Civil Service, the uppermost tiers especially, ‘obviously isn’t as diverse as we want it to be’
When I ask how diverse the civil service is, pointing to recently released statistics which reveal that only 4.5% of the senior civil service comes from BAME backgrounds, Johnathan admits that the Civil Service, the uppermost tiers especially, ‘obviously isn’t as diverse as we want it to be’. In 2015 only 15% of fast stream appointments were from BAME backgrounds, and appointments from working class backgrounds were only 4%, which is actually worse than Oxbridge. Nonetheless, though, the service is trying to improve; ‘we try and encourage people from wider backgrounds to apply so that they’ve got a chance of getting in’ and that mentality, that dedication to change, is reflected in Jonathan himself. A First-generation scholar, he’s benefited from the schemes widening participation measures himself, and he’s eager to disavow a lot of the stereotypes people might have about jobs in Whitehall. When one eager-eyed undergraduate asks ‘suppose if I knew someone…’ Jonathan politely cuts him off; ‘no,’ he says with a laugh ‘there’s no nepotism in the Civil Service.’

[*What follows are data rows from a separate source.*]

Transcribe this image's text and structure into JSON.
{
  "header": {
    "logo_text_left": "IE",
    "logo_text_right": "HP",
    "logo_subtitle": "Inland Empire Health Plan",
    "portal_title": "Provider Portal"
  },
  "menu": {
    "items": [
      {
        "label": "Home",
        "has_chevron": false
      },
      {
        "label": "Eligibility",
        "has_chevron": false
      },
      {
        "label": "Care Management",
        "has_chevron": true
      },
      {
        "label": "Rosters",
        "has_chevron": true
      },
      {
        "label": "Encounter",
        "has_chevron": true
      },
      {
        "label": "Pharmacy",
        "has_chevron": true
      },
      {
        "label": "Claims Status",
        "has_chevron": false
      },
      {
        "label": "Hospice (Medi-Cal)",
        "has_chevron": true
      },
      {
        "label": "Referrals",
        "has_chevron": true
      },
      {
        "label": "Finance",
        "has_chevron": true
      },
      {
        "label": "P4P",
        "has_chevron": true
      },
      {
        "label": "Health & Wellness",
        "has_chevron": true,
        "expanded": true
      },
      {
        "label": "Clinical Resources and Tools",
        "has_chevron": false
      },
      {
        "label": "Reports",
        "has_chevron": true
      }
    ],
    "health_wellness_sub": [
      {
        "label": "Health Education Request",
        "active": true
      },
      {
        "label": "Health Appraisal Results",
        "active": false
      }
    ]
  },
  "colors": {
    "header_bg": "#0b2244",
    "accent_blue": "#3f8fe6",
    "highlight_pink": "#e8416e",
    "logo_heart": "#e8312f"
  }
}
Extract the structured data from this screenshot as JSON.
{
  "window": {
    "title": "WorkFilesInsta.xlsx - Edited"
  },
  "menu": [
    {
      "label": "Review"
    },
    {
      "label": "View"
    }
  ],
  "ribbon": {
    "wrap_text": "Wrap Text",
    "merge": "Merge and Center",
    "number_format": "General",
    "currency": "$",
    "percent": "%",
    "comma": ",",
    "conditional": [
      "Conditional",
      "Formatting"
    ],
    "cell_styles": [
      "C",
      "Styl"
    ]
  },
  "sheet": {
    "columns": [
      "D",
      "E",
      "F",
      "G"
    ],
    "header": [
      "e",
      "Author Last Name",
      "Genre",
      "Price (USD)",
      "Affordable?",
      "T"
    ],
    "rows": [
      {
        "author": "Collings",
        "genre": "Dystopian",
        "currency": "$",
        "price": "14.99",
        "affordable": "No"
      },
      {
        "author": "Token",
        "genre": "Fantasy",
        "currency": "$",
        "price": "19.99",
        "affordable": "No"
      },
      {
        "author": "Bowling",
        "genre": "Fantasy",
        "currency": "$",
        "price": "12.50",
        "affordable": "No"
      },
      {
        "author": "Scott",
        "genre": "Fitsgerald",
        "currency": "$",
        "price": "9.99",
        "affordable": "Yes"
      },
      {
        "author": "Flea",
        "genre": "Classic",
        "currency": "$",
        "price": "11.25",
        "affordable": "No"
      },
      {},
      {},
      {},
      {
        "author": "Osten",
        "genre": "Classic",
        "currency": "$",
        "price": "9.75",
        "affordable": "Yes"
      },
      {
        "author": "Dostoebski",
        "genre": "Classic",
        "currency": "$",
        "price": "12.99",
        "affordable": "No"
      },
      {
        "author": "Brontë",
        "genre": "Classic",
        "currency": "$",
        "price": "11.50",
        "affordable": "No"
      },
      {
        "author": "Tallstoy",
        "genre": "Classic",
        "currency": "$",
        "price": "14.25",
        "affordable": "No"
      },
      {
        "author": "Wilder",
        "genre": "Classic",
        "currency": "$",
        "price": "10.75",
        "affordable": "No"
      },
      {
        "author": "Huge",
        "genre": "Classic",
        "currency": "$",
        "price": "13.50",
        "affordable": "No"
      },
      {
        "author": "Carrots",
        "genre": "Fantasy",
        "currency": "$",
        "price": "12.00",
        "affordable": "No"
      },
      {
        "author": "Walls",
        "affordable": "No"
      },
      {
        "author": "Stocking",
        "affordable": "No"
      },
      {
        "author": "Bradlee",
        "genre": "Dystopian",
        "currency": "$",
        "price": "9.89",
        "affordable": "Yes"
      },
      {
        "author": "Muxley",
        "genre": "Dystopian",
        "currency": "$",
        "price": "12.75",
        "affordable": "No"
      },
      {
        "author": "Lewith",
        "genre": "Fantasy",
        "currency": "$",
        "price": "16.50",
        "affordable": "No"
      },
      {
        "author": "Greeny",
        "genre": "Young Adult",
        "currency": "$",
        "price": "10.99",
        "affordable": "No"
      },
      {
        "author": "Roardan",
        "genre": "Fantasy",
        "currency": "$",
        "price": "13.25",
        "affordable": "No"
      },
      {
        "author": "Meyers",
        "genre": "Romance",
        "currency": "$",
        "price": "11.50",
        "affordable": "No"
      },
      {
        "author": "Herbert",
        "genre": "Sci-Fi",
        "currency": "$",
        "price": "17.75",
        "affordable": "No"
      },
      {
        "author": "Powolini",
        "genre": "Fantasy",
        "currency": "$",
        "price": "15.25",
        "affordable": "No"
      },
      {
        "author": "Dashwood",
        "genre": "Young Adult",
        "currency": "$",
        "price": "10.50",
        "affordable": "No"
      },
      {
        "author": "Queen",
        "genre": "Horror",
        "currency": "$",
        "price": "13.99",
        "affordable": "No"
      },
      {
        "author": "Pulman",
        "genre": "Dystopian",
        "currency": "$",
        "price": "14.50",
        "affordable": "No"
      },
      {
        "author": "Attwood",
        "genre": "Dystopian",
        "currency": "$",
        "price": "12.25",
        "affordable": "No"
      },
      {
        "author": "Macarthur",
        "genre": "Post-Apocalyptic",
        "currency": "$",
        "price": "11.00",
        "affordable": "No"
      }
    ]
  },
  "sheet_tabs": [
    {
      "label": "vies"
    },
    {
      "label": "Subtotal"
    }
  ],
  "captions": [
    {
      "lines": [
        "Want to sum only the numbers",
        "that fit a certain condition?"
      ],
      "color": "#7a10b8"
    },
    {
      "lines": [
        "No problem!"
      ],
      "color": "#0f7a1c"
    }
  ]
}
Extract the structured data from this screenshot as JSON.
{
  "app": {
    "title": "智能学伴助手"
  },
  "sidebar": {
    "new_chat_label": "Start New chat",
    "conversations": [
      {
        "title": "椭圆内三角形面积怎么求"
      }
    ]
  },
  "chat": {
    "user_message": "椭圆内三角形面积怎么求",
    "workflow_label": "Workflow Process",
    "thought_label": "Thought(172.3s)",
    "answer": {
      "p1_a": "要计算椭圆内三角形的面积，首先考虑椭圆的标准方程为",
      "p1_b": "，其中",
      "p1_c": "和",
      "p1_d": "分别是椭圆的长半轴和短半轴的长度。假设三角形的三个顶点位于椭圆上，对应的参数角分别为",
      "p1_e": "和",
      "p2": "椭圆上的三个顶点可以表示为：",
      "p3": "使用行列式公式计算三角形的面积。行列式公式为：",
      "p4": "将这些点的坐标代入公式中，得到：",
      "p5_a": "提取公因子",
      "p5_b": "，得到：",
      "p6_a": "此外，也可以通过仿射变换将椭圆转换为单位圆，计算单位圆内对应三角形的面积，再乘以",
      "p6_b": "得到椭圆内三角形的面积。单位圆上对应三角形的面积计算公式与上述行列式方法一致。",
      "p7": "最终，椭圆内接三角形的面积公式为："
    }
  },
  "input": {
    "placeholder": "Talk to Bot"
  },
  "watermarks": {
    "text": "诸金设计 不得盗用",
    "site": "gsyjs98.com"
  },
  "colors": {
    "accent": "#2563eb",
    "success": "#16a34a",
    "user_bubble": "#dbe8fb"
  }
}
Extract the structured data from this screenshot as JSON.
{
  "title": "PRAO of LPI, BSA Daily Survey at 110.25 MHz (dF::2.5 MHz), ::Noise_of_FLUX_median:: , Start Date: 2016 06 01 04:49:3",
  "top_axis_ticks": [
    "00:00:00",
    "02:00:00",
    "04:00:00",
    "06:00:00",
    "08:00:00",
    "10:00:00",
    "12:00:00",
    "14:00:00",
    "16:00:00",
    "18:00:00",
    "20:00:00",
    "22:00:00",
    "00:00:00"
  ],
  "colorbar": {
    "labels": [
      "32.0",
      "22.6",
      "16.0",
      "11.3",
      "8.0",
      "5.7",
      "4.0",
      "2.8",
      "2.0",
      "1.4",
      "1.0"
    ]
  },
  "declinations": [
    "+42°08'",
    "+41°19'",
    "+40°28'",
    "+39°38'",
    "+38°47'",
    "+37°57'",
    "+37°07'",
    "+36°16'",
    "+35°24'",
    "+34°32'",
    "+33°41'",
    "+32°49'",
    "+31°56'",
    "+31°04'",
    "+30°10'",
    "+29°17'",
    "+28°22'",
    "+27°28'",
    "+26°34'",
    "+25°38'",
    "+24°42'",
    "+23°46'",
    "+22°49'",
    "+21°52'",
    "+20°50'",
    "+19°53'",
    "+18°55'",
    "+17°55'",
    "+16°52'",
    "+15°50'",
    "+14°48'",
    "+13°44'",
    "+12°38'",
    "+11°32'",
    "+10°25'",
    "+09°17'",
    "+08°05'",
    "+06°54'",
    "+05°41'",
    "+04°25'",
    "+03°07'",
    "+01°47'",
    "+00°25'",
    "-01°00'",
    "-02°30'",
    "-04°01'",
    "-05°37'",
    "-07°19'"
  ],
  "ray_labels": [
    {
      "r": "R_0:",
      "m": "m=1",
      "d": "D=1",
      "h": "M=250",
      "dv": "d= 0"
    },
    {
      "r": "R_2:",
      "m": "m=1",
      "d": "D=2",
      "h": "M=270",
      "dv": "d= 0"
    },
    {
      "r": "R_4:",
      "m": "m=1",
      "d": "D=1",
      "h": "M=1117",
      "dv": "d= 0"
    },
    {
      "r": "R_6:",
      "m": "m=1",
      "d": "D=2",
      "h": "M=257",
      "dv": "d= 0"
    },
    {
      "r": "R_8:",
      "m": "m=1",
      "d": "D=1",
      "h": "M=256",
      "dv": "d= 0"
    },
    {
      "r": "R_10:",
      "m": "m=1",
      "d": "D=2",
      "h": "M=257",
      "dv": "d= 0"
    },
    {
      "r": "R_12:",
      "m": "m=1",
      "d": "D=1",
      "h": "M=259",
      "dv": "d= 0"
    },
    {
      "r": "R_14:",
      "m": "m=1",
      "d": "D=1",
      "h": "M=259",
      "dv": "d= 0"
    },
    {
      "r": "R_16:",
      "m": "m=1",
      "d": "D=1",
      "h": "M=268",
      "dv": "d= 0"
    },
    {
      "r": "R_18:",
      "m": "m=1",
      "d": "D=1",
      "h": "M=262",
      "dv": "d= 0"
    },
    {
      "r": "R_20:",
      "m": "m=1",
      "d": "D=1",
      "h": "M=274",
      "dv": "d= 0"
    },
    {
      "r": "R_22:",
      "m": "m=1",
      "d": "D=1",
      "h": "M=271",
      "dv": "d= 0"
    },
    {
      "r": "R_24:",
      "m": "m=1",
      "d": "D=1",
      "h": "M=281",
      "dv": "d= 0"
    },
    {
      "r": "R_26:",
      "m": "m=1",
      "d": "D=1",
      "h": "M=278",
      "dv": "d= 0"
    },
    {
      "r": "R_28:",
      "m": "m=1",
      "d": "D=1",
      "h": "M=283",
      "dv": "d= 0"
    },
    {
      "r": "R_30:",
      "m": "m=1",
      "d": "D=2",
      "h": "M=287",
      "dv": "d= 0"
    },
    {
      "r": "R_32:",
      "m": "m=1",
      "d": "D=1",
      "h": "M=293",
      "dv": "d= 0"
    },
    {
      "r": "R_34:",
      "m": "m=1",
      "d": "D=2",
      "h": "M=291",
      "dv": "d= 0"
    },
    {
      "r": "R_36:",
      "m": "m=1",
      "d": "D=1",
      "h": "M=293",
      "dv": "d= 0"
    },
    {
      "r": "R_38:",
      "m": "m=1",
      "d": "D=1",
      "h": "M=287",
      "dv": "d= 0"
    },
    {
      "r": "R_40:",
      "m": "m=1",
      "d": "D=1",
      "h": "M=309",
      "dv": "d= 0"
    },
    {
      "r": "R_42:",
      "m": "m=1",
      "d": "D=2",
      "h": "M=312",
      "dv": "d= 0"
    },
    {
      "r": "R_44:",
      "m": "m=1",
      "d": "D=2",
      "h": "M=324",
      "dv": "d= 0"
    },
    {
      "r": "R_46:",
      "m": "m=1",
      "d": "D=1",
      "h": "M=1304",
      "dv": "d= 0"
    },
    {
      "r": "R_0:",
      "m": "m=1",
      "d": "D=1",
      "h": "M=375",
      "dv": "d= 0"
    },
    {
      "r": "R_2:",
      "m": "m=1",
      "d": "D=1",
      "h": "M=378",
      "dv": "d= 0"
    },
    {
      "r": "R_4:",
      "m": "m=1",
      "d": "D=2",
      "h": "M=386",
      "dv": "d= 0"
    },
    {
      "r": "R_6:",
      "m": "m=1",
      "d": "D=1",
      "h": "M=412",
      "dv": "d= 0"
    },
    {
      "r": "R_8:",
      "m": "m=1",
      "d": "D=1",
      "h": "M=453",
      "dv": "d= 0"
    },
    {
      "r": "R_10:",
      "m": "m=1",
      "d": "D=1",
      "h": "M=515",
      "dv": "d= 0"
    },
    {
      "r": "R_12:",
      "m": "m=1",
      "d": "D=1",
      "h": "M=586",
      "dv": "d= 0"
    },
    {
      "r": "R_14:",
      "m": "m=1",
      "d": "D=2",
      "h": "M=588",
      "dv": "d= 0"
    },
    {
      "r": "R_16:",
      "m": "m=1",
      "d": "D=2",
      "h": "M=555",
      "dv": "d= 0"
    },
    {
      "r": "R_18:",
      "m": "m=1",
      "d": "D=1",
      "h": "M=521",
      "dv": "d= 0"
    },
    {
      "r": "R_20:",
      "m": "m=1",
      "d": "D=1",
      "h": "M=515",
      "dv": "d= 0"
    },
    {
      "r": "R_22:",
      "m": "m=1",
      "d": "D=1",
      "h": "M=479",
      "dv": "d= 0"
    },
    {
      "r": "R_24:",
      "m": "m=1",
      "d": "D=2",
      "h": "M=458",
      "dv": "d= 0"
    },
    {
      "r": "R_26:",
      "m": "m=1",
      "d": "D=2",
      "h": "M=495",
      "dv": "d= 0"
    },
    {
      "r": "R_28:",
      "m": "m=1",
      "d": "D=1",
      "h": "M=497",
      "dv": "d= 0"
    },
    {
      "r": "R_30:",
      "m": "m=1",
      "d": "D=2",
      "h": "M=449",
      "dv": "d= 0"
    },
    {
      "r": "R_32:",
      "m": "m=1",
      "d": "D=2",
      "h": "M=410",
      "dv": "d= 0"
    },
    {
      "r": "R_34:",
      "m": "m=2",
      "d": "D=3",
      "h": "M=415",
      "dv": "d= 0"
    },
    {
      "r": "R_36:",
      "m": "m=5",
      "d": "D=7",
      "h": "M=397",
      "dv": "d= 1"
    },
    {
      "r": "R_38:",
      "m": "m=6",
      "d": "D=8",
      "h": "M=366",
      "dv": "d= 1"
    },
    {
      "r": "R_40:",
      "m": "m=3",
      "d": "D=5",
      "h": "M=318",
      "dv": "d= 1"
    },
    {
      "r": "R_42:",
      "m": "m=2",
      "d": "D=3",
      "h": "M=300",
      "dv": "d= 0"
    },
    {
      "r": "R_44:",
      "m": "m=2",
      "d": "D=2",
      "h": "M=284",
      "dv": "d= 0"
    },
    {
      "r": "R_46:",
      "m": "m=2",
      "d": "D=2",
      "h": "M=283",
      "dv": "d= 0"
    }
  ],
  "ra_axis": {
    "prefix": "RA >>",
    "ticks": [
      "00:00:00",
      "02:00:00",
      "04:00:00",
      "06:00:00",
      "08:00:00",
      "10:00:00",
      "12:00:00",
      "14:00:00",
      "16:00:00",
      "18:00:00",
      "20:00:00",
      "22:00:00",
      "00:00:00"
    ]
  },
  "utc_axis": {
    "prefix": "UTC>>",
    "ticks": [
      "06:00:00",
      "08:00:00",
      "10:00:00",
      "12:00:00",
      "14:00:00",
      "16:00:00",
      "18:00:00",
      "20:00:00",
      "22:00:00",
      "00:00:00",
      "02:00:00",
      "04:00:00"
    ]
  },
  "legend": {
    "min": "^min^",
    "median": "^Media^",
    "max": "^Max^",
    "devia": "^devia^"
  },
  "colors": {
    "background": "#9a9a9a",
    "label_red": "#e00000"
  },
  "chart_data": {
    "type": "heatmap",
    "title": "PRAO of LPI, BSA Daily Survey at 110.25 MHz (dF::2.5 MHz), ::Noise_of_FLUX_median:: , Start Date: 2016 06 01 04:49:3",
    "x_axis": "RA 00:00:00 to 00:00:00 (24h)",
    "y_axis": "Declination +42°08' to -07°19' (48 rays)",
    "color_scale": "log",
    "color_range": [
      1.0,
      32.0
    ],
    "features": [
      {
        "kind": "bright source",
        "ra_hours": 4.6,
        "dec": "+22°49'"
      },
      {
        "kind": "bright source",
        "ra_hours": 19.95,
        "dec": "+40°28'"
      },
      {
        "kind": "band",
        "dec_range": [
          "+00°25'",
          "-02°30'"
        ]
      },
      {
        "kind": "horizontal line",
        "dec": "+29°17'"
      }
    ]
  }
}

The Civil Service Fast stream and the Civil Service at large, both have their problems, but they present diverse, exciting career paths, jobs which not only see you tackling a myriad of challenges, but actively shaping the society in which you live. If nothing else, the Civil Service might be worth a look.